A truly unique fine-art quality map of Central Park for your home or office!
This is the map of Central Park seen in the movie Extremely Loud and Incredibly Close starring Tom Hanks, Sandra Bullock and Thomas Horn. The movie opened in theaters January 20, 2012.
Your very own view of Central Park!
Central Park is the one of the most beloved and enjoyed landmarks of New York City. Admired alike by native New Yorkers and visitors. This map shows you Central Park in all its wonderful detail:
Topographical color gradations give you the feel for the "lay of the land" of the Park. Where the hills and the valleys are.
It details over 57 miles of pathways for tracing where you walked or help you plan those wonderful walks in Central Park in any season.
You can find all 14 lakes and ponds such as The Loch, Conservatory Water, and the Turtle Pond.
All of the 48 buildings and structures are specified and located. Even the more obscure ones like the small shelter overlooking the Dene, and the Wisteria Pergola.
For enhancing any visit to the park 12 adjacent museums and landmarks are named and located.
The map highlights 31 of the favorite sculptures and fountains. Many of which were gifts to the Park from other countries.
And, there's even a tree pattern that shows where the landscape is forested and where it is open field. Where can you bask in sunshine or get out of the heat?
This print is BIG!
Well....actually, tall is more accurate. It measures 15 inches by 48 inches (4 ft.). Which makes it great for those odd tall empty spaces on your walls. And makes it possible to see and enjoy some of the finer details of the Park that would be lost in a smaller size.
With... extra color

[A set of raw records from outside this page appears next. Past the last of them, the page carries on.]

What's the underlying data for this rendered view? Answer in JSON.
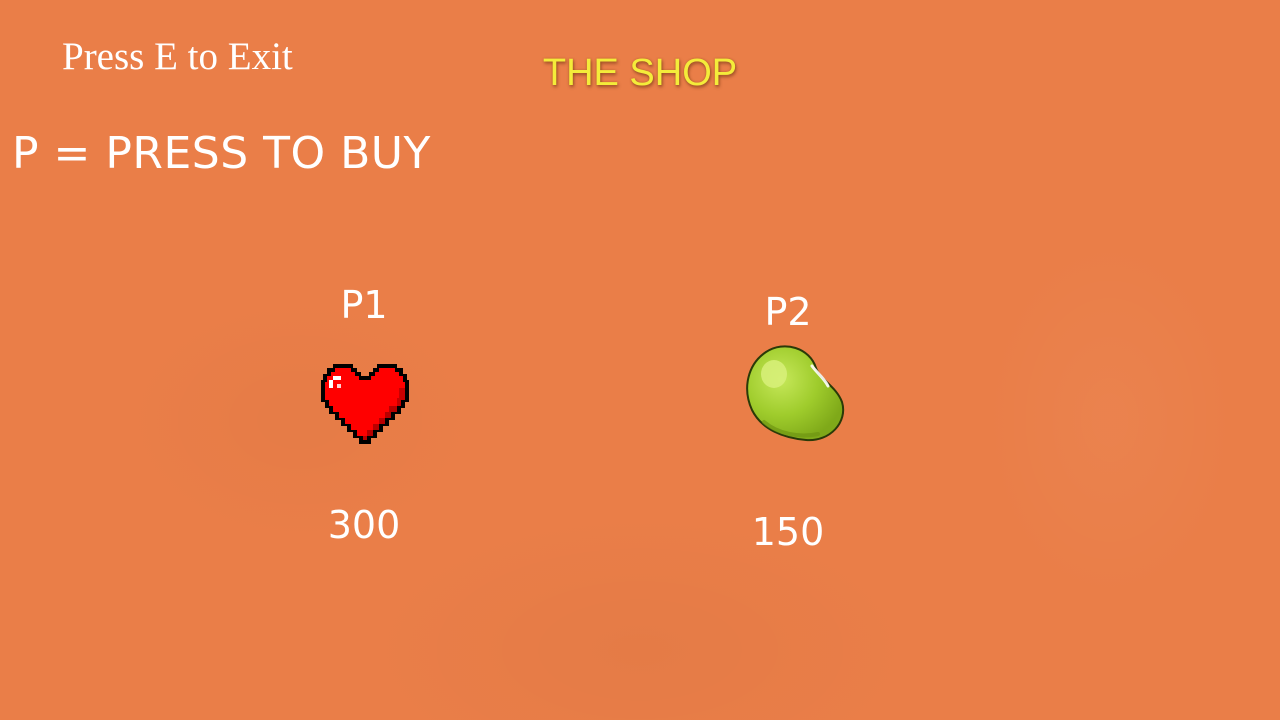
{
  "screen": {
    "exit_hint": "Press E to Exit",
    "title": "THE SHOP",
    "buy_hint": "P = PRESS TO BUY",
    "background_color": "#ea7e48",
    "title_color": "#f4ec3a"
  },
  "items": [
    {
      "key": "P1",
      "icon": "heart-icon",
      "price": "300",
      "color": "#ff0000"
    },
    {
      "key": "P2",
      "icon": "jelly-bean-icon",
      "price": "150",
      "color": "#9acd32"
    }
  ]
}
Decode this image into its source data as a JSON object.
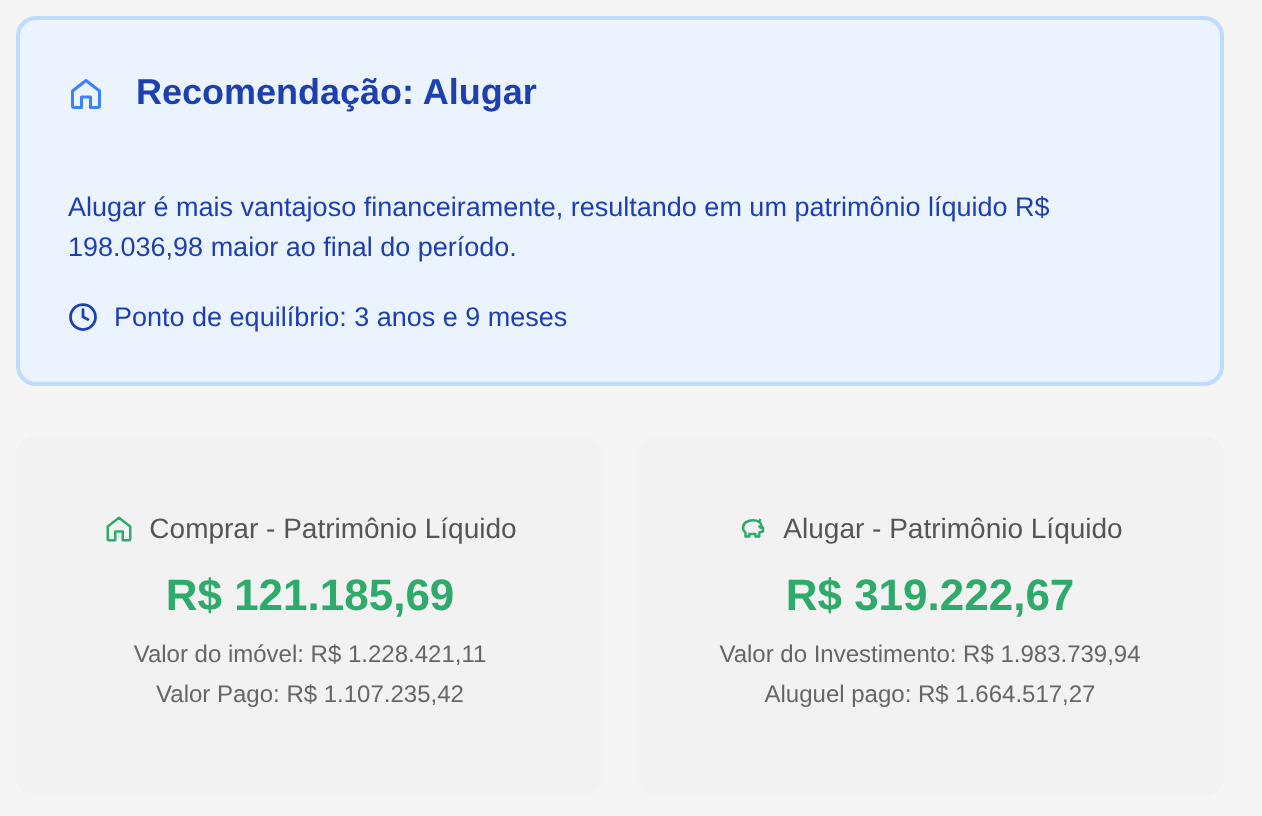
{
  "recommendation": {
    "title": "Recomendação: Alugar",
    "text": "Alugar é mais vantajoso financeiramente, resultando em um patrimônio líquido R$ 198.036,98 maior ao final do período.",
    "breakeven": "Ponto de equilíbrio: 3 anos e 9 meses"
  },
  "cards": [
    {
      "kind": "house",
      "title": "Comprar - Patrimônio Líquido",
      "value": "R$ 121.185,69",
      "details": [
        "Valor do imóvel: R$ 1.228.421,11",
        "Valor Pago: R$ 1.107.235,42"
      ]
    },
    {
      "kind": "piggy",
      "title": "Alugar - Patrimônio Líquido",
      "value": "R$ 319.222,67",
      "details": [
        "Valor do Investimento: R$ 1.983.739,94",
        "Aluguel pago: R$ 1.664.517,27"
      ]
    }
  ]
}
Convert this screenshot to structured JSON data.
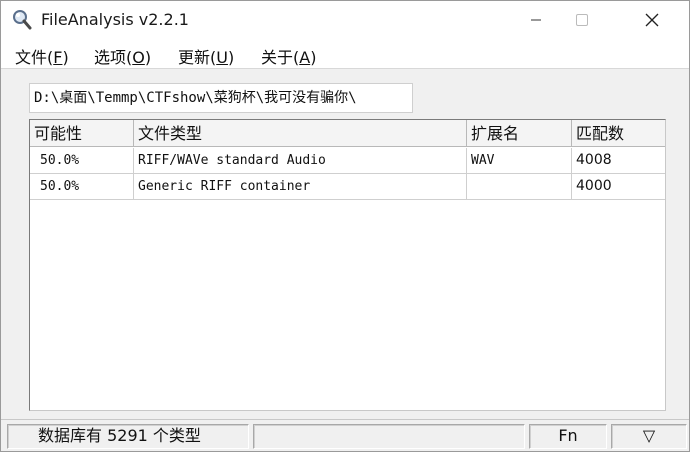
{
  "window": {
    "title": "FileAnalysis v2.2.1",
    "icon": "magnifier-icon"
  },
  "menu": [
    {
      "label": "文件(",
      "accel": "F",
      "tail": ")"
    },
    {
      "label": "选项(",
      "accel": "O",
      "tail": ")"
    },
    {
      "label": "更新(",
      "accel": "U",
      "tail": ")"
    },
    {
      "label": "关于(",
      "accel": "A",
      "tail": ")"
    }
  ],
  "path": "D:\\桌面\\Temmp\\CTFshow\\菜狗杯\\我可没有骗你\\",
  "table": {
    "columns": [
      "可能性",
      "文件类型",
      "扩展名",
      "匹配数"
    ],
    "rows": [
      {
        "probability": "50.0%",
        "type": "RIFF/WAVe standard Audio",
        "ext": "WAV",
        "count": "4008"
      },
      {
        "probability": "50.0%",
        "type": "Generic RIFF container",
        "ext": "",
        "count": "4000"
      }
    ]
  },
  "status": {
    "db_info": "数据库有 5291 个类型",
    "middle": "",
    "fn_label": "Fn",
    "dropdown_glyph": "▽"
  }
}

The Map is printed in 5-color offset lithography. That's one more color of ink than you will find in most posters, which are usually only 4 colors. The title and fine line work are all printed in a special brown ink to make them more crisp and fine. Otherwise that brown would have been made up of a bit of each of the other 4 colors. That's not good for fine line work on such a large print.
Printed on museum-quality fine-art paper
The paper is an acid-free, antique white, and thicker than your usual poster paper. It's not that thin off-the-shelf glossy paper you usually find posters printed on. I ordered it directly from the paper mill to get the size sheet needed to print the map. It's called archival paper because it's chosen by museums and creators of fine-art prints because it doesn't discolor over time as other paper will.